CAIRO — As Egyptians returned to the polls Saturday in sweltering heat to decide between two runoff candidates for president, the ruling military council officially dissolved Parliament, cementing its grip on the government and casting a pall over what was supposed to be Egypt's first-ever chance to freely elect its leader.
Instead, the Supreme High Election Commission, which is in charge of elections, late Saturday affirmed the decision of the head of the military council, Field Marshal Mohammed Hussein Tantawi, to break up Parliament after a court ruling last week that one-third of the legislative body had been elected illegally. Both the court and commission consist of appointees of former Egyptian President Hosni Mubarak, and the decision came just as voters were choosing a leader for the last remaining branch of government not officially in military or the former regime's hands.
The Muslim Brotherhood, which had dominated the Parliament, called Tantawi's announcement illegal and demanded a referendum on whether Parliament should be dissolved. It was the latest in a series of legal and political moves by Egypt's dueling powers that have polarized and dispirited the nation.
Gone was the jubilation of last month, when Egyptians picked among 13 candidates in the first round of presidential elections. A patina of resignation and fear hung over the process on the first of two days of runoff voting as many voters said that despite the uprising that toppled Mubarak 16 months ago, the state created by Mubarak remains largely intact.

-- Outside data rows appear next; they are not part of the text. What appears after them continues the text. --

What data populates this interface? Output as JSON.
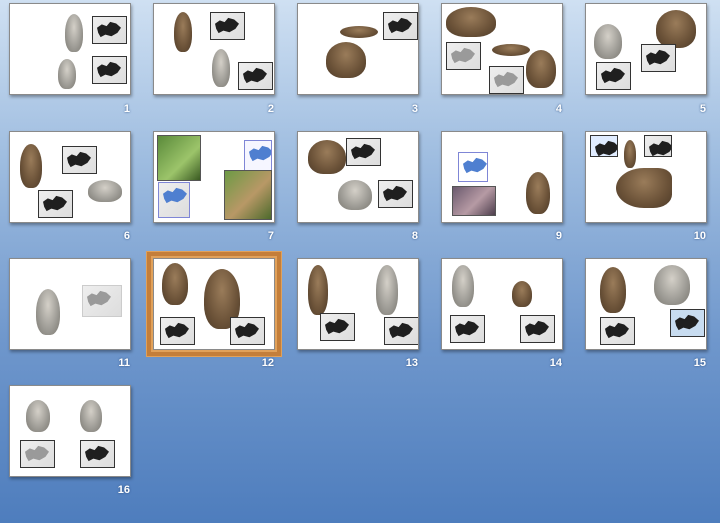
{
  "view": "slide-sorter",
  "selected_slide": 12,
  "colors": {
    "selection_border": "#c47e3a",
    "background_top": "#cfe0f2",
    "background_bottom": "#4e7dbd"
  },
  "slides": [
    {
      "number": "1"
    },
    {
      "number": "2"
    },
    {
      "number": "3"
    },
    {
      "number": "4"
    },
    {
      "number": "5"
    },
    {
      "number": "6"
    },
    {
      "number": "7"
    },
    {
      "number": "8"
    },
    {
      "number": "9"
    },
    {
      "number": "10"
    },
    {
      "number": "11"
    },
    {
      "number": "12"
    },
    {
      "number": "13"
    },
    {
      "number": "14"
    },
    {
      "number": "15"
    },
    {
      "number": "16"
    }
  ]
}
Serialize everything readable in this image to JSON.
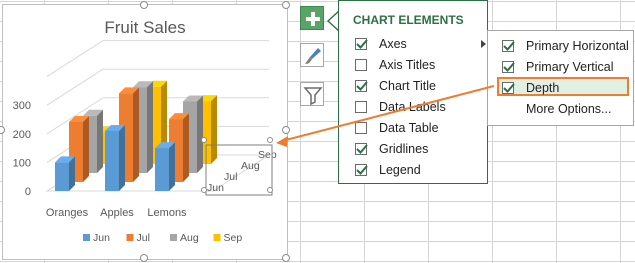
{
  "chart_data": {
    "type": "bar",
    "subtype": "3d-column",
    "title": "Fruit Sales",
    "categories": [
      "Oranges",
      "Apples",
      "Lemons"
    ],
    "depth_axis_labels": [
      "Jun",
      "Jul",
      "Aug",
      "Sep"
    ],
    "series": [
      {
        "name": "Jun",
        "color": "#5b9bd5",
        "values": [
          100,
          210,
          150
        ]
      },
      {
        "name": "Jul",
        "color": "#ed7d31",
        "values": [
          210,
          310,
          220
        ]
      },
      {
        "name": "Aug",
        "color": "#a5a5a5",
        "values": [
          200,
          300,
          250
        ]
      },
      {
        "name": "Sep",
        "color": "#ffc000",
        "values": [
          110,
          270,
          220
        ]
      }
    ],
    "y_ticks": [
      "0",
      "100",
      "200",
      "300"
    ],
    "ylim": [
      0,
      400
    ],
    "grid": true,
    "legend_position": "bottom"
  },
  "chart_elements": {
    "title": "CHART ELEMENTS",
    "items": [
      {
        "label": "Axes",
        "checked": true,
        "has_submenu": true
      },
      {
        "label": "Axis Titles",
        "checked": false
      },
      {
        "label": "Chart Title",
        "checked": true
      },
      {
        "label": "Data Labels",
        "checked": false
      },
      {
        "label": "Data Table",
        "checked": false
      },
      {
        "label": "Gridlines",
        "checked": true
      },
      {
        "label": "Legend",
        "checked": true
      }
    ]
  },
  "axes_submenu": {
    "items": [
      {
        "label": "Primary Horizontal",
        "checked": true
      },
      {
        "label": "Primary Vertical",
        "checked": true
      },
      {
        "label": "Depth",
        "checked": true,
        "highlighted": true
      },
      {
        "label": "More Options...",
        "checked": null
      }
    ]
  },
  "colors": {
    "accent_green": "#2f6f45",
    "button_green": "#5aa469",
    "highlight_orange": "#ed7d31"
  }
}
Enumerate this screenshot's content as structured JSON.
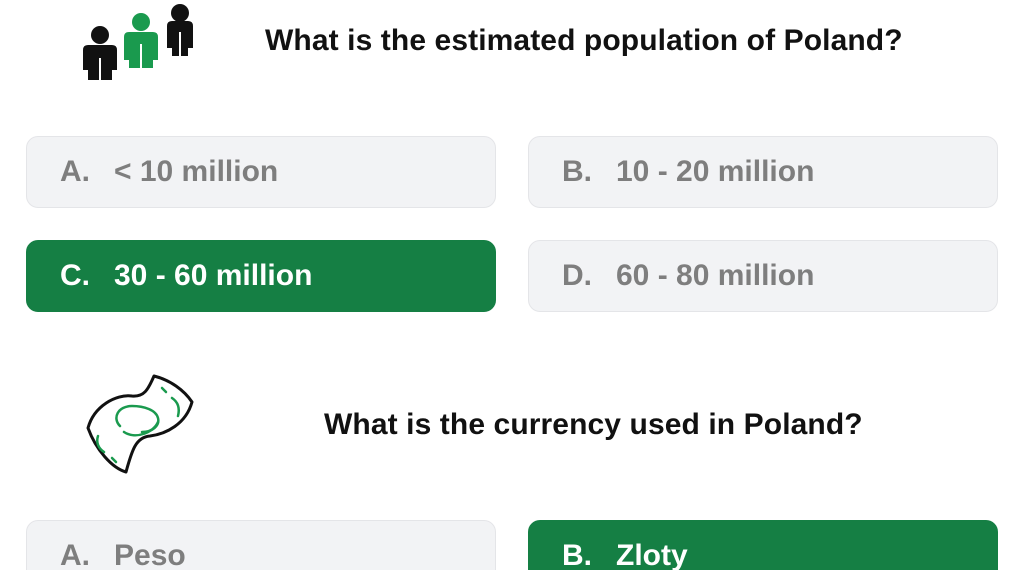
{
  "colors": {
    "correct_bg": "#157f44",
    "option_bg": "#f2f3f5",
    "option_text": "#7e7e7e",
    "icon_green": "#1a9a4e",
    "icon_black": "#111111"
  },
  "questions": [
    {
      "icon": "people-icon",
      "text": "What is the estimated population of Poland?",
      "options": [
        {
          "letter": "A.",
          "label": "< 10 million",
          "correct": false
        },
        {
          "letter": "B.",
          "label": "10 - 20 million",
          "correct": false
        },
        {
          "letter": "C.",
          "label": "30 - 60 million",
          "correct": true
        },
        {
          "letter": "D.",
          "label": "60 - 80 million",
          "correct": false
        }
      ]
    },
    {
      "icon": "banknote-icon",
      "text": "What is the currency used in Poland?",
      "options": [
        {
          "letter": "A.",
          "label": "Peso",
          "correct": false
        },
        {
          "letter": "B.",
          "label": "Zloty",
          "correct": true
        }
      ]
    }
  ]
}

Many called the process that led to the runoff a "game." Turnout was reported to be low, particularly among young people and pro-revolutionary parties, as the choice on the ballot was between two conservatives: Mubarak's former prime minister and the apparent frontrunner, Ahmed Shafik, and the Muslim Brotherhood's candidate, Mohammed Morsi. The winner is slated to be sworn in July 1.